BEGIN Data for the task

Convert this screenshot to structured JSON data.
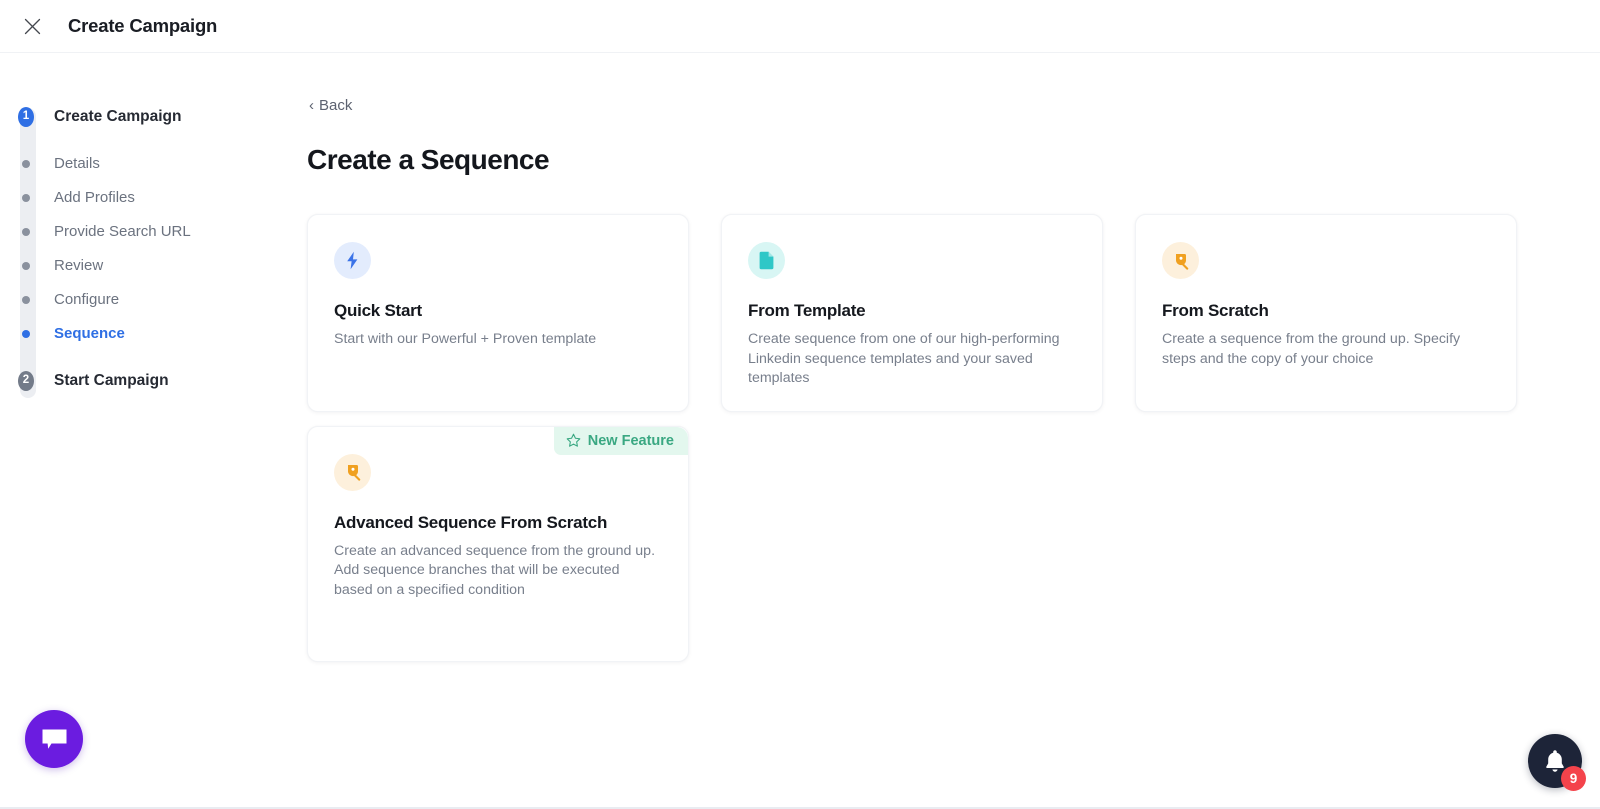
{
  "header": {
    "title": "Create Campaign",
    "close_icon": "close-icon"
  },
  "sidebar": {
    "steps": [
      {
        "type": "major",
        "number": "1",
        "label": "Create Campaign",
        "state": "active"
      },
      {
        "type": "sub",
        "label": "Details",
        "state": "done"
      },
      {
        "type": "sub",
        "label": "Add Profiles",
        "state": "done"
      },
      {
        "type": "sub",
        "label": "Provide Search URL",
        "state": "done"
      },
      {
        "type": "sub",
        "label": "Review",
        "state": "done"
      },
      {
        "type": "sub",
        "label": "Configure",
        "state": "done"
      },
      {
        "type": "sub",
        "label": "Sequence",
        "state": "current"
      },
      {
        "type": "major",
        "number": "2",
        "label": "Start Campaign",
        "state": "inactive"
      }
    ]
  },
  "main": {
    "back_label": "Back",
    "back_chevron": "chevron-left-icon",
    "page_title": "Create a Sequence",
    "cards": [
      {
        "icon": "lightning-bolt-icon",
        "icon_color": "blue",
        "title": "Quick Start",
        "description": "Start with our Powerful + Proven template"
      },
      {
        "icon": "document-icon",
        "icon_color": "teal",
        "title": "From Template",
        "description": "Create sequence from one of our high-performing Linkedin sequence templates and your saved templates"
      },
      {
        "icon": "pen-nib-icon",
        "icon_color": "orange",
        "title": "From Scratch",
        "description": "Create a sequence from the ground up. Specify steps and the copy of your choice"
      },
      {
        "icon": "pen-nib-icon",
        "icon_color": "orange",
        "title": "Advanced Sequence From Scratch",
        "description": "Create an advanced sequence from the ground up.\nAdd sequence branches that will be executed based on a specified condition",
        "badge": "New Feature",
        "badge_icon": "star-icon"
      }
    ]
  },
  "widgets": {
    "chat": {
      "icon": "chat-bubble-icon"
    },
    "notifications": {
      "icon": "bell-icon",
      "count": "9"
    }
  },
  "colors": {
    "accent_blue": "#2f6fe4",
    "badge_green_bg": "#e3f7ee",
    "badge_green_text": "#3aa882",
    "chat_purple": "#6b1ce0",
    "notif_dark": "#1d2438",
    "notif_red": "#f4434b"
  }
}
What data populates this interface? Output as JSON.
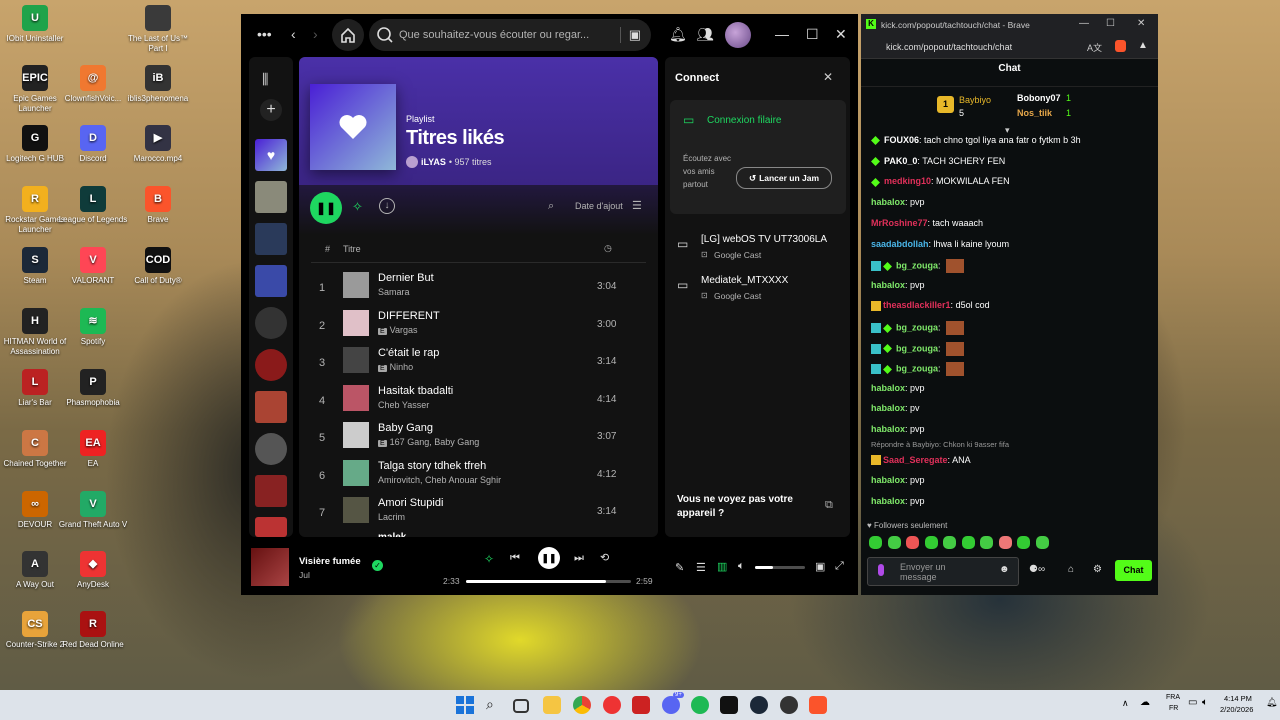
{
  "desktop_icons": [
    {
      "label": "IObit Uninstaller",
      "color": "#1fa34a",
      "glyph": "U"
    },
    {
      "label": "The Last of Us™ Part I",
      "color": "#3a3a3a",
      "glyph": ""
    },
    {
      "label": "Epic Games Launcher",
      "color": "#222",
      "glyph": "EPIC"
    },
    {
      "label": "ClownfishVoic...",
      "color": "#f07830",
      "glyph": "@"
    },
    {
      "label": "iblis3phenomena",
      "color": "#333",
      "glyph": "iB"
    },
    {
      "label": "Logitech G HUB",
      "color": "#111",
      "glyph": "G"
    },
    {
      "label": "Discord",
      "color": "#5865f2",
      "glyph": "D"
    },
    {
      "label": "Marocco.mp4",
      "color": "#334",
      "glyph": "▶"
    },
    {
      "label": "Rockstar Games Launcher",
      "color": "#f2b01e",
      "glyph": "R"
    },
    {
      "label": "League of Legends",
      "color": "#0f3b3a",
      "glyph": "L"
    },
    {
      "label": "Brave",
      "color": "#fb542b",
      "glyph": "B"
    },
    {
      "label": "Steam",
      "color": "#1b2838",
      "glyph": "S"
    },
    {
      "label": "VALORANT",
      "color": "#ff4655",
      "glyph": "V"
    },
    {
      "label": "Call of Duty®",
      "color": "#111",
      "glyph": "COD"
    },
    {
      "label": "HITMAN World of Assassination",
      "color": "#222",
      "glyph": "H"
    },
    {
      "label": "Spotify",
      "color": "#1db954",
      "glyph": "≋"
    },
    {
      "label": "Liar's Bar",
      "color": "#b22",
      "glyph": "L"
    },
    {
      "label": "Phasmophobia",
      "color": "#222",
      "glyph": "P"
    },
    {
      "label": "Chained Together",
      "color": "#c74",
      "glyph": "C"
    },
    {
      "label": "EA",
      "color": "#e22",
      "glyph": "EA"
    },
    {
      "label": "DEVOUR",
      "color": "#c60",
      "glyph": "∞"
    },
    {
      "label": "Grand Theft Auto V",
      "color": "#2a6",
      "glyph": "V"
    },
    {
      "label": "A Way Out",
      "color": "#333",
      "glyph": "A"
    },
    {
      "label": "AnyDesk",
      "color": "#e33",
      "glyph": "◆"
    },
    {
      "label": "Counter-Strike 2",
      "color": "#e8a33a",
      "glyph": "CS"
    },
    {
      "label": "Red Dead Online",
      "color": "#a11",
      "glyph": "R"
    }
  ],
  "spotify": {
    "search_placeholder": "Que souhaitez-vous écouter ou regar...",
    "playlist": {
      "kind": "Playlist",
      "title": "Titres likés",
      "owner": "iLYAS",
      "count": "• 957 titres",
      "sort_label": "Date d'ajout",
      "col_number": "#",
      "col_title": "Titre"
    },
    "tracks": [
      {
        "num": "1",
        "title": "Dernier But",
        "artist": "Samara",
        "explicit": false,
        "duration": "3:04",
        "color": "#9a9a9a"
      },
      {
        "num": "2",
        "title": "DIFFERENT",
        "artist": "Vargas",
        "explicit": true,
        "duration": "3:00",
        "color": "#e0c0c8"
      },
      {
        "num": "3",
        "title": "C'était le rap",
        "artist": "Ninho",
        "explicit": true,
        "duration": "3:14",
        "color": "#444"
      },
      {
        "num": "4",
        "title": "Hasitak tbadalti",
        "artist": "Cheb Yasser",
        "explicit": false,
        "duration": "4:14",
        "color": "#b56"
      },
      {
        "num": "5",
        "title": "Baby Gang",
        "artist": "167 Gang, Baby Gang",
        "explicit": true,
        "duration": "3:07",
        "color": "#ccc"
      },
      {
        "num": "6",
        "title": "Talga story tdhek tfreh",
        "artist": "Amirovitch, Cheb Anouar Sghir",
        "explicit": false,
        "duration": "4:12",
        "color": "#6a8"
      },
      {
        "num": "7",
        "title": "Amori Stupidi",
        "artist": "Lacrim",
        "explicit": false,
        "duration": "3:14",
        "color": "#554"
      }
    ],
    "partial_track": "malek",
    "connect": {
      "title": "Connect",
      "wired": "Connexion filaire",
      "jam_text": "Écoutez avec vos amis partout",
      "jam_button": "Lancer un Jam",
      "devices": [
        {
          "name": "[LG] webOS TV UT73006LA",
          "type": "Google Cast"
        },
        {
          "name": "Mediatek_MTXXXX",
          "type": "Google Cast"
        }
      ],
      "footer": "Vous ne voyez pas votre appareil ?"
    },
    "player": {
      "song": "Visière fumée",
      "artist": "Jul",
      "elapsed": "2:33",
      "total": "2:59",
      "progress": 0.85,
      "volume": 0.35
    }
  },
  "kick": {
    "window_title": "kick.com/popout/tachtouch/chat - Brave",
    "url": "kick.com/popout/tachtouch/chat",
    "header": "Chat",
    "leaderboard": [
      {
        "rank": "1",
        "name": "Baybiyo",
        "count": "5"
      },
      {
        "rank": "",
        "name": "Bobony07",
        "count": "1"
      },
      {
        "rank": "",
        "name": "Nos_tiik",
        "count": "1"
      }
    ],
    "messages": [
      {
        "user": "FOUX06",
        "color": "#ffffff",
        "text": "tach chno tgol liya ana fatr o fytkm b 3h",
        "badge": "green"
      },
      {
        "user": "PAK0_0",
        "color": "#ffffff",
        "text": "TACH 3CHERY FEN",
        "badge": "green"
      },
      {
        "user": "medking10",
        "color": "#e0305a",
        "text": "MOKWILALA FEN",
        "badge": "green"
      },
      {
        "user": "habalox",
        "color": "#7fe86a",
        "text": "pvp",
        "badge": ""
      },
      {
        "user": "MrRoshine77",
        "color": "#e0305a",
        "text": "tach waaach",
        "badge": ""
      },
      {
        "user": "saadabdollah",
        "color": "#4ab5e8",
        "text": "lhwa li kaine lyoum",
        "badge": ""
      },
      {
        "user": "bg_zouga",
        "color": "#7fe86a",
        "text": "",
        "badge": "multi",
        "emote": true
      },
      {
        "user": "habalox",
        "color": "#7fe86a",
        "text": "pvp",
        "badge": ""
      },
      {
        "user": "theasdlackiller1",
        "color": "#e0305a",
        "text": "d5ol cod",
        "badge": "crown"
      },
      {
        "user": "bg_zouga",
        "color": "#7fe86a",
        "text": "",
        "badge": "multi",
        "emote": true
      },
      {
        "user": "bg_zouga",
        "color": "#7fe86a",
        "text": "",
        "badge": "multi",
        "emote": true
      },
      {
        "user": "bg_zouga",
        "color": "#7fe86a",
        "text": "",
        "badge": "multi",
        "emote": true
      },
      {
        "user": "habalox",
        "color": "#7fe86a",
        "text": "pvp",
        "badge": ""
      },
      {
        "user": "habalox",
        "color": "#7fe86a",
        "text": "pv",
        "badge": ""
      },
      {
        "user": "habalox",
        "color": "#7fe86a",
        "text": "pvp",
        "badge": ""
      },
      {
        "user": "Saad_Seregate",
        "color": "#e0305a",
        "text": "ANA",
        "badge": "crown",
        "reply": "Répondre à Baybiyo: Chkon ki 9asser fifa"
      },
      {
        "user": "habalox",
        "color": "#7fe86a",
        "text": "pvp",
        "badge": ""
      },
      {
        "user": "habalox",
        "color": "#7fe86a",
        "text": "pvp",
        "badge": ""
      }
    ],
    "followers_only": "Followers seulement",
    "input_placeholder": "Envoyer un message",
    "send_button": "Chat"
  },
  "taskbar": {
    "lang_top": "FRA",
    "lang_bottom": "FR",
    "time": "4:14 PM",
    "date": "2/20/2026",
    "discord_badge": "9+"
  },
  "colors": {
    "spotify_green": "#1ed760",
    "kick_green": "#53fc18"
  }
}
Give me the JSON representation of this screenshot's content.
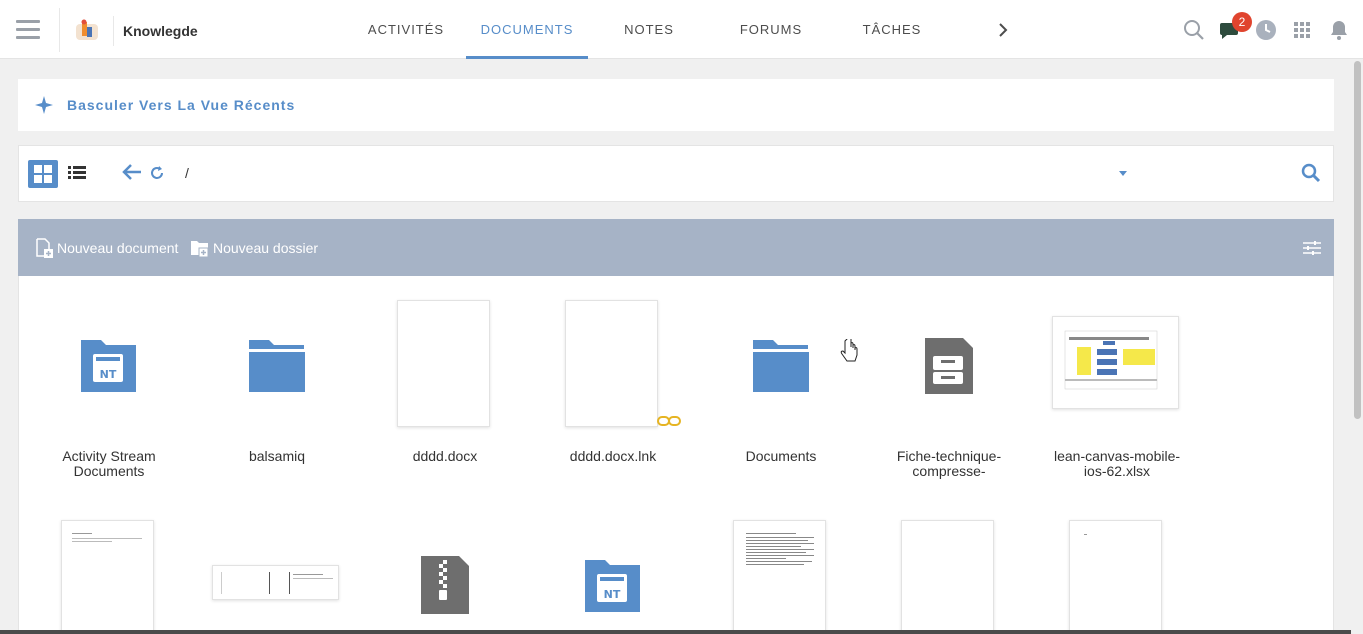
{
  "header": {
    "space_name": "Knowlegde",
    "tabs": [
      {
        "label": "ACTIVITÉS"
      },
      {
        "label": "DOCUMENTS"
      },
      {
        "label": "NOTES"
      },
      {
        "label": "FORUMS"
      },
      {
        "label": "TÂCHES"
      }
    ],
    "active_tab": "DOCUMENTS",
    "notification_count": "2",
    "icons": [
      "hamburger-menu-icon",
      "search-icon",
      "chat-icon",
      "clock-icon",
      "apps-grid-icon",
      "bell-icon"
    ]
  },
  "recent": {
    "label": "Basculer Vers La Vue Récents",
    "icon": "sparkle-icon"
  },
  "toolbar": {
    "path": "/",
    "icons": [
      "grid-view-icon",
      "list-view-icon",
      "back-arrow-icon",
      "refresh-icon",
      "dropdown-caret-icon",
      "search-icon"
    ]
  },
  "actions": {
    "new_document": "Nouveau document",
    "new_folder": "Nouveau dossier"
  },
  "items_row1": [
    {
      "name": "Activity Stream Documents",
      "kind": "nt-folder"
    },
    {
      "name": "balsamiq",
      "kind": "folder"
    },
    {
      "name": "dddd.docx",
      "kind": "blank-doc"
    },
    {
      "name": "dddd.docx.lnk",
      "kind": "blank-doc-link"
    },
    {
      "name": "Documents",
      "kind": "folder"
    },
    {
      "name": "Fiche-technique-compresse-",
      "kind": "archive"
    },
    {
      "name": "lean-canvas-mobile-ios-62.xlsx",
      "kind": "spreadsheet-thumb"
    }
  ],
  "items_row2": [
    {
      "kind": "text-doc"
    },
    {
      "kind": "landscape-doc"
    },
    {
      "kind": "zip"
    },
    {
      "kind": "nt-folder"
    },
    {
      "kind": "dense-text-doc"
    },
    {
      "kind": "blank-doc"
    },
    {
      "kind": "blank-doc"
    }
  ],
  "colors": {
    "accent": "#578dc9",
    "action_bar": "#a6b3c6",
    "badge": "#e0442e",
    "link_badge": "#e6b422"
  }
}
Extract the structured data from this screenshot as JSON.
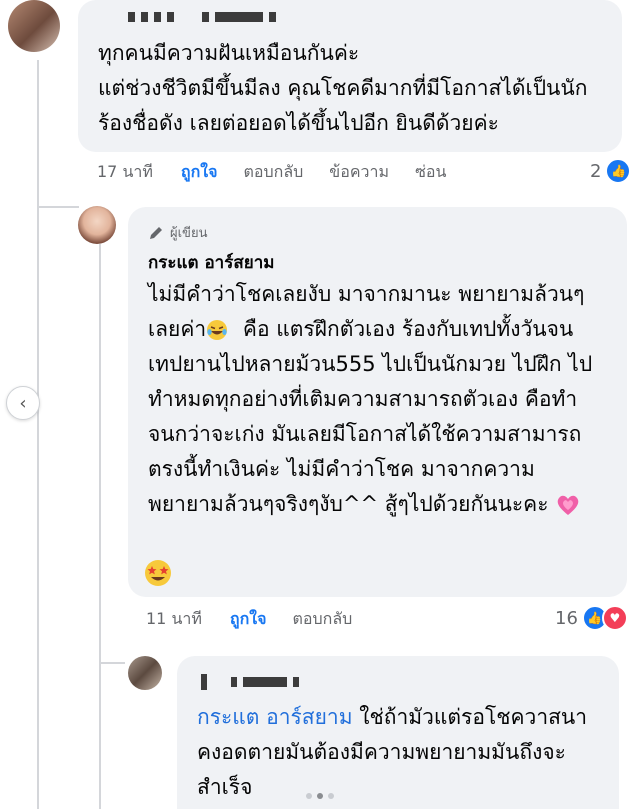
{
  "comment1": {
    "lines": [
      "ทุกคนมีความฝันเหมือนกันค่ะ",
      "แต่ช่วงชีวิตมีขึ้นมีลง คุณโชคดีมากที่มีโอกาสได้เป็นนัก",
      "ร้องชื่อดัง เลยต่อยอดได้ขึ้นไปอีก ยินดีด้วยค่ะ"
    ],
    "time": "17 นาที",
    "like": "ถูกใจ",
    "reply": "ตอบกลับ",
    "message": "ข้อความ",
    "hide": "ซ่อน",
    "reaction_count": "2"
  },
  "comment2": {
    "author_badge": "ผู้เขียน",
    "author": "กระแต อาร์สยาม",
    "lines": [
      "ไม่มีคำว่าโชคเลยงับ มาจากมานะ พยายามล้วนๆ",
      "คือ แตรฝึกตัวเอง ร้องกับเทปทั้งวันจน",
      "เทปยานไปหลายม้วน555 ไปเป็นนักมวย ไปฝึก ไป",
      "ทำหมดทุกอย่างที่เติมความสามารถตัวเอง คือทำ",
      "จนกว่าจะเก่ง มันเลยมีโอกาสได้ใช้ความสามารถ",
      "ตรงนี้ทำเงินค่ะ ไม่มีคำว่าโชค มาจากความ",
      "พยายามล้วนๆจริงๆงับ^^ สู้ๆไปด้วยกันนะคะ"
    ],
    "line2_prefix": "เลยค่า",
    "time": "11 นาที",
    "like": "ถูกใจ",
    "reply": "ตอบกลับ",
    "reaction_count": "16"
  },
  "comment3": {
    "mention": "กระแต อาร์สยาม",
    "line1_rest": " ใช่ถ้ามัวแต่รอโชควาสนา",
    "line2": "คงอดตายมันต้องมีความพยายามมันถึงจะ",
    "line3": "สำเร็จ"
  },
  "icons": {
    "like": "like-icon",
    "love": "love-icon",
    "pencil": "pencil-icon",
    "laughing": "laughing-emoji",
    "hearts": "growing-heart-emoji",
    "starstruck": "star-struck-emoji",
    "arrow": "chevron-left-icon"
  },
  "colors": {
    "bubble": "#f0f2f5",
    "link": "#1877f2",
    "mention": "#216fdb",
    "meta": "#65676b"
  }
}
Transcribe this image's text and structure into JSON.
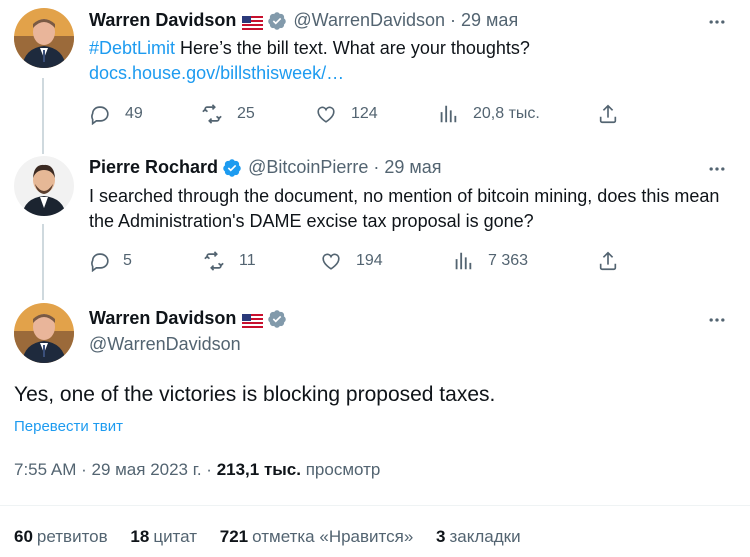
{
  "tweet1": {
    "name": "Warren Davidson",
    "handle": "@WarrenDavidson",
    "dot": "·",
    "date": "29 мая",
    "hashtag": "#DebtLimit",
    "text": " Here’s the bill text. What are your thoughts?",
    "link": "docs.house.gov/billsthisweek/…",
    "replies": "49",
    "retweets": "25",
    "likes": "124",
    "views": "20,8 тыс."
  },
  "tweet2": {
    "name": "Pierre Rochard",
    "handle": "@BitcoinPierre",
    "dot": "·",
    "date": "29 мая",
    "text": "I searched through the document, no mention of bitcoin mining, does this mean the Administration's DAME excise tax proposal is gone?",
    "replies": "5",
    "retweets": "11",
    "likes": "194",
    "views": "7 363"
  },
  "main_tweet": {
    "name": "Warren Davidson",
    "handle": "@WarrenDavidson",
    "text": "Yes, one of the victories is blocking proposed taxes.",
    "translate": "Перевести твит",
    "time": "7:55 AM",
    "date": "29 мая 2023 г.",
    "views_count": "213,1 тыс.",
    "views_label": "просмотр",
    "stats": {
      "retweets_count": "60",
      "retweets_label": "ретвитов",
      "quotes_count": "18",
      "quotes_label": "цитат",
      "likes_count": "721",
      "likes_label": "отметка «Нравится»",
      "bookmarks_count": "3",
      "bookmarks_label": "закладки"
    }
  },
  "colors": {
    "accent": "#1d9bf0",
    "secondary_text": "#536471",
    "verified_gray": "#829aab",
    "verified_blue": "#1d9bf0"
  },
  "icons": [
    "reply-icon",
    "retweet-icon",
    "like-icon",
    "views-icon",
    "share-icon",
    "more-icon",
    "verified-badge-icon",
    "us-flag-icon"
  ]
}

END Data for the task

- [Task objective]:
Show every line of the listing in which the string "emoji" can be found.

- [The completed task]:
    "laughing": "laughing-emoji",
    "hearts": "growing-heart-emoji",
    "starstruck": "star-struck-emoji",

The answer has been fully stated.